Regarding House Speaker John A. Boehner’s declaration that he “fought the good fight” [“Boehner unable to translate majority into concessions,” news, Oct. 17], let’s clarify a few things about fighting.
Using low blows, questionable tactics and deceit is not fighting a good fight. To keep fighting even when the reason for the fight is forgotten or set aside is not the good fight. To fight for the sake of fighting is not the good fight. To continue fighting even when everyone asks you to stop because you’re making things worse is not the good fight.
President Obama gets all the credit for the good fight, standing up to the irrational and dangerous bullies trying to hijack our government.

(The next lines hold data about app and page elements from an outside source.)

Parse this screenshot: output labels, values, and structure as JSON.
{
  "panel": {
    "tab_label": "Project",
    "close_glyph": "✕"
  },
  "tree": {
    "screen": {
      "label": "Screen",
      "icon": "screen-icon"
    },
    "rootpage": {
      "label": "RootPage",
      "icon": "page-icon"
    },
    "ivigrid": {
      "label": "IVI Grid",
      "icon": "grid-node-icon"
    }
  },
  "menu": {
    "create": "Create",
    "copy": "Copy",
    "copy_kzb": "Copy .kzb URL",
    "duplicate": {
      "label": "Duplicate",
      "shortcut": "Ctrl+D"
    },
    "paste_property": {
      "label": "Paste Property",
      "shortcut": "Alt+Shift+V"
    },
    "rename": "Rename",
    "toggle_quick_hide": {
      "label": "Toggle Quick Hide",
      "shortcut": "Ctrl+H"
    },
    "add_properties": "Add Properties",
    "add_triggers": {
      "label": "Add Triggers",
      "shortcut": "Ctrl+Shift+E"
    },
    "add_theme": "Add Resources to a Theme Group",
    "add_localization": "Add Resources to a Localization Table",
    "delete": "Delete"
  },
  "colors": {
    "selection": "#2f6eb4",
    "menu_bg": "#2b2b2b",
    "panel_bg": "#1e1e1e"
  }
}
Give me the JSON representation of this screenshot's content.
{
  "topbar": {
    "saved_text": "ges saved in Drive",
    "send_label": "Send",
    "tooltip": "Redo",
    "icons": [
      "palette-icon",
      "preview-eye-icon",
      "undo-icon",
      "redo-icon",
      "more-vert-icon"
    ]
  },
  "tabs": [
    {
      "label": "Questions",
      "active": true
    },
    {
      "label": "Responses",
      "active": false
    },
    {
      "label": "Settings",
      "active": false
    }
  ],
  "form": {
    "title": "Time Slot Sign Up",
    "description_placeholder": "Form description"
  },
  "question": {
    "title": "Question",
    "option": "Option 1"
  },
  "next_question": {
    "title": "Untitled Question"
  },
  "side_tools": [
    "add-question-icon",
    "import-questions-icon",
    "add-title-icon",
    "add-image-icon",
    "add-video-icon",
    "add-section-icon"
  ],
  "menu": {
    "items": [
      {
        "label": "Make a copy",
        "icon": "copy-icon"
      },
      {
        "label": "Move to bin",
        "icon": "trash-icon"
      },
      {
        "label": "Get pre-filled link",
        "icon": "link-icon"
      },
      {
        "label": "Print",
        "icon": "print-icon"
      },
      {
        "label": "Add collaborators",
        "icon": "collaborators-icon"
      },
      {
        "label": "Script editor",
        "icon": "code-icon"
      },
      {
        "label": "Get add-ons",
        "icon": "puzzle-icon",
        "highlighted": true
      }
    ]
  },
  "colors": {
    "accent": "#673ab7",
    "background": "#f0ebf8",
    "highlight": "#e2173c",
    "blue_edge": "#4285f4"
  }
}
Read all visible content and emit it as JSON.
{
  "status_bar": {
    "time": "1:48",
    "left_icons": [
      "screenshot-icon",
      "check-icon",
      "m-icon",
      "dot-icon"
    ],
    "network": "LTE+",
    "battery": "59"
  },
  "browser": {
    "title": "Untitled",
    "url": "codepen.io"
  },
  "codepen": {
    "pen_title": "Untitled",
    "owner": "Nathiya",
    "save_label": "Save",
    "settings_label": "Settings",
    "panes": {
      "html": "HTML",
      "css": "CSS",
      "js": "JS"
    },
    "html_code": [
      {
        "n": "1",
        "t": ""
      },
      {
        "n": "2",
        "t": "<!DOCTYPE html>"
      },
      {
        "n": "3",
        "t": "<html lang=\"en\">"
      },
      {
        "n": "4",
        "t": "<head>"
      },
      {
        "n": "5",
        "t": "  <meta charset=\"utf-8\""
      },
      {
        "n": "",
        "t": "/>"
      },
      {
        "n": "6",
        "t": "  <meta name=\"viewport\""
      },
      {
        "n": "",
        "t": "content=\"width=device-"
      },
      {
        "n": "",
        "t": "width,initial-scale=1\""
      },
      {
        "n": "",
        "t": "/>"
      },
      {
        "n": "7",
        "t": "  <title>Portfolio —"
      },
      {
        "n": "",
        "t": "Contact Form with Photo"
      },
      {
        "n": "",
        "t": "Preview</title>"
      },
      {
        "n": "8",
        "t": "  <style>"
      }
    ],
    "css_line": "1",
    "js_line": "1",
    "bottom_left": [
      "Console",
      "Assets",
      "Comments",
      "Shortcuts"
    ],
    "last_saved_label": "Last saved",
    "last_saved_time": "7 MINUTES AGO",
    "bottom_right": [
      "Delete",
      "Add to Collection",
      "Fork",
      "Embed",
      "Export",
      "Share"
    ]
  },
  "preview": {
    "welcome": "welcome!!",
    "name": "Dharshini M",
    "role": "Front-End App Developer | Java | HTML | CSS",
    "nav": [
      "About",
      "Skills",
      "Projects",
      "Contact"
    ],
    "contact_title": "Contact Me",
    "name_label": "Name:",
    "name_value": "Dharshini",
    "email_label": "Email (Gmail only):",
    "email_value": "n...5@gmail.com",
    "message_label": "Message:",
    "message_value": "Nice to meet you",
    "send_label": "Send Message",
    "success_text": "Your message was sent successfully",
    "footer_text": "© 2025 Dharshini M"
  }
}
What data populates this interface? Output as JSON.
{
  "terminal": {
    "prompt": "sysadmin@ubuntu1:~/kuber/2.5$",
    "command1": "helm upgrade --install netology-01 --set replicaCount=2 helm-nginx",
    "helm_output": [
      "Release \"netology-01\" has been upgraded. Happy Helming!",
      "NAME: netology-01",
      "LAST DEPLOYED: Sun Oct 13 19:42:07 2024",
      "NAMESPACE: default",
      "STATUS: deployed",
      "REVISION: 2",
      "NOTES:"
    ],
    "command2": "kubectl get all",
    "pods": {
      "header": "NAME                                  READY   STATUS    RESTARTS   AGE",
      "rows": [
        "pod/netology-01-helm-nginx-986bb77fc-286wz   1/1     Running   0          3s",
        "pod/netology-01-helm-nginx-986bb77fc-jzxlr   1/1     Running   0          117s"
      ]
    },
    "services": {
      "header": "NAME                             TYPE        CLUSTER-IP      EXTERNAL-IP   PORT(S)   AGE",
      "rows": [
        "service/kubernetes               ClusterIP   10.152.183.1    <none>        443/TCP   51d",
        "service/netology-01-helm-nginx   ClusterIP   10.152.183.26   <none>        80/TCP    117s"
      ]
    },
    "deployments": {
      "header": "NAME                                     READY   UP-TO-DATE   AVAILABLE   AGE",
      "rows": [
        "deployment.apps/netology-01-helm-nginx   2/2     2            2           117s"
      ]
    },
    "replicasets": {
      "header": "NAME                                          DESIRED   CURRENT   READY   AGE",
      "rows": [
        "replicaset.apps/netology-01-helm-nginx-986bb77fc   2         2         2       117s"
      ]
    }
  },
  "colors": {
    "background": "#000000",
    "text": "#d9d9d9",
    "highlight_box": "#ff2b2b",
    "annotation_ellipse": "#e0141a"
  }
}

Ab Ream, North Potomac
The Oct. 17 editorial “They have a deal” failed to assign any blame to the Democrats for the most recent shutdown slimdown. Is it too much to ask that The Post stop obsessing about the tea party and look objectively at both parties?
As long as we have a president who refuses to lead (or compromise), and as long as his party continues to recklessly, irresponsibly and blindly commit the nation to debts that it cannot pay, more financial turmoil is bound to occur, leading to additional sequesters or shutdowns. The Democrats seem to be hoping the inevitable and dreaded default occurs on the Republicans’ watch, not theirs.
Now it seems the only hope to bring some horse sense to both sides of the aisle is for the rating agencies to get involved and increase the risk of buying U.S. public debt. Maybe that would awaken our miserable Congress to act on behalf of all Americans, but I doubt it.
Evan Parrott, Ashburn
Regarding the Oct. 18 news article “Amid panda-cam crush, glimpses of a bigger cub”:
With all due respect to panda lovers, there is a picture that, if a camera for it existed, would engender warmer and fuzzier feelings. That is a picture of the smiling faces of those disabled and elderly Americans who were able to receive food from Meals on Wheels for the first time in 2½ weeks.
Margie Turbyfill, Ashland
I propose we shut down Capitol Hill. Don’t tell the congressmen for how long. Don’t provide a paycheck. Don’t let them leave town because offices could reopen at any time with little notice. Take away their offices, cellphones and assistants. Don’t let them visit any public monuments or lands.
That would be every bit as productive as the past several months have been.
Madelon Bloom, Arlington
To the extent that the recent government shutdown reflects perceptions on the value of the federal civilian workforce, the life and remarkable career of Agriculture Department chemist Ruth Benerito [“Chemist led easy-care cotton innovation,” Metro, Oct. 9] is informative. Among other things, her invention of wrinkle-free cotton helped free us all from ironing and from polyester. She developed an intravenous feeding compound that saved the lives of wounded soldiers in the Korean War. The royalties collected by the Agriculture Department for her 55 patents alone probably paid for her salary many times over. I might add that I am a retired federal employee and a lifelong Republican, although I am reconsidering the latter.
John SanFilipo, Reston